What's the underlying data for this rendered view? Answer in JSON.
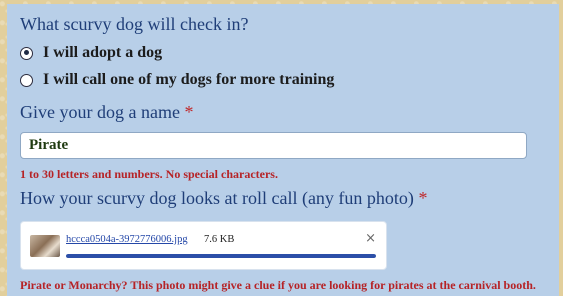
{
  "question": {
    "title": "What scurvy dog will check in?",
    "options": [
      {
        "label": "I will adopt a dog",
        "checked": true
      },
      {
        "label": "I will call one of my dogs for more training",
        "checked": false
      }
    ]
  },
  "name_field": {
    "label": "Give your dog a name",
    "required_mark": "*",
    "value": "Pirate",
    "hint": "1 to 30 letters and numbers. No special characters."
  },
  "photo_field": {
    "label": "How your scurvy dog looks at roll call (any fun photo)",
    "required_mark": "*",
    "file": {
      "name": "hccca0504a-3972776006.jpg",
      "size": "7.6 KB",
      "progress_percent": 100,
      "remove_glyph": "×"
    },
    "note": "Pirate or Monarchy? This photo might give a clue if you are looking for pirates at the carnival booth."
  },
  "colors": {
    "panel": "#b8cfe8",
    "heading": "#1f3e78",
    "required": "#c0282a",
    "progress": "#2c4fa8"
  }
}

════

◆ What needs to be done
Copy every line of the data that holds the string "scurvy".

◆ Completed task
    "title": "What scurvy dog will check in?",
    "label": "How your scurvy dog looks at roll call (any fun photo)",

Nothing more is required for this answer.